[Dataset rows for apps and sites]
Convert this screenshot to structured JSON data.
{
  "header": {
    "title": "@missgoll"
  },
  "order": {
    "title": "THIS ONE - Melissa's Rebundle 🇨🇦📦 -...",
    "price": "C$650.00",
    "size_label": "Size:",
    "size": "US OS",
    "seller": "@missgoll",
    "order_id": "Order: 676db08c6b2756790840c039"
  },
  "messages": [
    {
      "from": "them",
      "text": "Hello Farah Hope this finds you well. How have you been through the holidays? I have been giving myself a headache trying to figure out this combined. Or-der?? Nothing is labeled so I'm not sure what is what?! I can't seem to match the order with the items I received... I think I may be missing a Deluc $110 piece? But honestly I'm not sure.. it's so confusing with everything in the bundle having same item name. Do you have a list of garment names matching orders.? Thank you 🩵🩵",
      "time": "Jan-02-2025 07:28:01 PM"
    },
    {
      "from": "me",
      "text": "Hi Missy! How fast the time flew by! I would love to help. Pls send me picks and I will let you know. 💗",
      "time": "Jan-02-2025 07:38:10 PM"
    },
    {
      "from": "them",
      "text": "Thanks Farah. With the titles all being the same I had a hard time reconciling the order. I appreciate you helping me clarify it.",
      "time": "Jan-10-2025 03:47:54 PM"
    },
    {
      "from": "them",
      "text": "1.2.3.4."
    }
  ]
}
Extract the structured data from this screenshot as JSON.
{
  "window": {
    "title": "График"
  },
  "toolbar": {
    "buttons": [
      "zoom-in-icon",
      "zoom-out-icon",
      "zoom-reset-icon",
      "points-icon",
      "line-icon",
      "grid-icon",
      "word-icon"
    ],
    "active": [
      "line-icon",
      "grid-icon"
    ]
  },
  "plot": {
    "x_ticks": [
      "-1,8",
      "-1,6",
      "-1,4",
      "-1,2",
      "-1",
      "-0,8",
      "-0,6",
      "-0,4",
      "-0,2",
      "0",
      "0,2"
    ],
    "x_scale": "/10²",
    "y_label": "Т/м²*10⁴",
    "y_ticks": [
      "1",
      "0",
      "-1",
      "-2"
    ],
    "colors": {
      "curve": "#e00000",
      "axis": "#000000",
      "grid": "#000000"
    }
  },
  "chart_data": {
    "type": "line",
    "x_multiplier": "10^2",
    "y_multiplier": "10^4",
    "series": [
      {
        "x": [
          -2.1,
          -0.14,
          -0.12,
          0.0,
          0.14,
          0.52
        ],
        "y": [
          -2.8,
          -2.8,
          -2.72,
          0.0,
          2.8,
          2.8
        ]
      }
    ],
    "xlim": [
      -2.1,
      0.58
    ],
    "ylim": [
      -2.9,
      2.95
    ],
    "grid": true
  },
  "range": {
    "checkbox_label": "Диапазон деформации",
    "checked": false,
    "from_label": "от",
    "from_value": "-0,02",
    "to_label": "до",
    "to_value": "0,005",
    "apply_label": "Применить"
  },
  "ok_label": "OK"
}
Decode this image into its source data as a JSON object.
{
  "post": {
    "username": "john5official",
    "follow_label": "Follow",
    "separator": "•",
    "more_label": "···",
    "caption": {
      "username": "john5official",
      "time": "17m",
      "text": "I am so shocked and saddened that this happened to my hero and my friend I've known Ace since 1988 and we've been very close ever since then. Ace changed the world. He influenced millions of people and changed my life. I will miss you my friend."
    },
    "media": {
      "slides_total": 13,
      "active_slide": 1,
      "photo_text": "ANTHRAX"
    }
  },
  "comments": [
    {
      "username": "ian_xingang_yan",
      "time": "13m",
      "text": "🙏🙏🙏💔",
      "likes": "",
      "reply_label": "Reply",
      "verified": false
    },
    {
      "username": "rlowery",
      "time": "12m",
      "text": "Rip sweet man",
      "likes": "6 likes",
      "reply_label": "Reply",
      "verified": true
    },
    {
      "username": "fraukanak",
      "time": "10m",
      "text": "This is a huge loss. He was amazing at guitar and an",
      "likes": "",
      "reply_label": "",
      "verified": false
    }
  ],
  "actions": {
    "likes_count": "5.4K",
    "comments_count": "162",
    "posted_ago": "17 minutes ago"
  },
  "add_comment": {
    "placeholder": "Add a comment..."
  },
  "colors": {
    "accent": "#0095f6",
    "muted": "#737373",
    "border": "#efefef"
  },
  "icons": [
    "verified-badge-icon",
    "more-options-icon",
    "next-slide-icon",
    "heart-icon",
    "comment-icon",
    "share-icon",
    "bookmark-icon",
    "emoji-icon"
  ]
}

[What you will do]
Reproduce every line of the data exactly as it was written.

[Written solution]
Convert this screenshot to structured JSON data.
{
  "header": {
    "title": "@missgoll"
  },
  "order": {
    "title": "THIS ONE - Melissa's Rebundle 🇨🇦📦 -...",
    "price": "C$650.00",
    "size_label": "Size:",
    "size": "US OS",
    "seller": "@missgoll",
    "order_id": "Order: 676db08c6b2756790840c039"
  },
  "messages": [
    {
      "from": "them",
      "text": "Hello Farah Hope this finds you well. How have you been through the holidays? I have been giving myself a headache trying to figure out this combined. Or-der?? Nothing is labeled so I'm not sure what is what?! I can't seem to match the order with the items I received... I think I may be missing a Deluc $110 piece? But honestly I'm not sure.. it's so confusing with everything in the bundle having same item name. Do you have a list of garment names matching orders.? Thank you 🩵🩵",
      "time": "Jan-02-2025 07:28:01 PM"
    },
    {
      "from": "me",
      "text": "Hi Missy! How fast the time flew by! I would love to help. Pls send me picks and I will let you know. 💗",
      "time": "Jan-02-2025 07:38:10 PM"
    },
    {
      "from": "them",
      "text": "Thanks Farah. With the titles all being the same I had a hard time reconciling the order. I appreciate you helping me clarify it.",
      "time": "Jan-10-2025 03:47:54 PM"
    },
    {
      "from": "them",
      "text": "1.2.3.4."
    }
  ]
}
Extract the structured data from this screenshot as JSON.
{
  "window": {
    "title": "График"
  },
  "toolbar": {
    "buttons": [
      "zoom-in-icon",
      "zoom-out-icon",
      "zoom-reset-icon",
      "points-icon",
      "line-icon",
      "grid-icon",
      "word-icon"
    ],
    "active": [
      "line-icon",
      "grid-icon"
    ]
  },
  "plot": {
    "x_ticks": [
      "-1,8",
      "-1,6",
      "-1,4",
      "-1,2",
      "-1",
      "-0,8",
      "-0,6",
      "-0,4",
      "-0,2",
      "0",
      "0,2"
    ],
    "x_scale": "/10²",
    "y_label": "Т/м²*10⁴",
    "y_ticks": [
      "1",
      "0",
      "-1",
      "-2"
    ],
    "colors": {
      "curve": "#e00000",
      "axis": "#000000",
      "grid": "#000000"
    }
  },
  "chart_data": {
    "type": "line",
    "x_multiplier": "10^2",
    "y_multiplier": "10^4",
    "series": [
      {
        "x": [
          -2.1,
          -0.14,
          -0.12,
          0.0,
          0.14,
          0.52
        ],
        "y": [
          -2.8,
          -2.8,
          -2.72,
          0.0,
          2.8,
          2.8
        ]
      }
    ],
    "xlim": [
      -2.1,
      0.58
    ],
    "ylim": [
      -2.9,
      2.95
    ],
    "grid": true
  },
  "range": {
    "checkbox_label": "Диапазон деформации",
    "checked": false,
    "from_label": "от",
    "from_value": "-0,02",
    "to_label": "до",
    "to_value": "0,005",
    "apply_label": "Применить"
  },
  "ok_label": "OK"
}
Decode this image into its source data as a JSON object.
{
  "post": {
    "username": "john5official",
    "follow_label": "Follow",
    "separator": "•",
    "more_label": "···",
    "caption": {
      "username": "john5official",
      "time": "17m",
      "text": "I am so shocked and saddened that this happened to my hero and my friend I've known Ace since 1988 and we've been very close ever since then. Ace changed the world. He influenced millions of people and changed my life. I will miss you my friend."
    },
    "media": {
      "slides_total": 13,
      "active_slide": 1,
      "photo_text": "ANTHRAX"
    }
  },
  "comments": [
    {
      "username": "ian_xingang_yan",
      "time": "13m",
      "text": "🙏🙏🙏💔",
      "likes": "",
      "reply_label": "Reply",
      "verified": false
    },
    {
      "username": "rlowery",
      "time": "12m",
      "text": "Rip sweet man",
      "likes": "6 likes",
      "reply_label": "Reply",
      "verified": true
    },
    {
      "username": "fraukanak",
      "time": "10m",
      "text": "This is a huge loss. He was amazing at guitar and an",
      "likes": "",
      "reply_label": "",
      "verified": false
    }
  ],
  "actions": {
    "likes_count": "5.4K",
    "comments_count": "162",
    "posted_ago": "17 minutes ago"
  },
  "add_comment": {
    "placeholder": "Add a comment..."
  },
  "colors": {
    "accent": "#0095f6",
    "muted": "#737373",
    "border": "#efefef"
  },
  "icons": [
    "verified-badge-icon",
    "more-options-icon",
    "next-slide-icon",
    "heart-icon",
    "comment-icon",
    "share-icon",
    "bookmark-icon",
    "emoji-icon"
  ]
}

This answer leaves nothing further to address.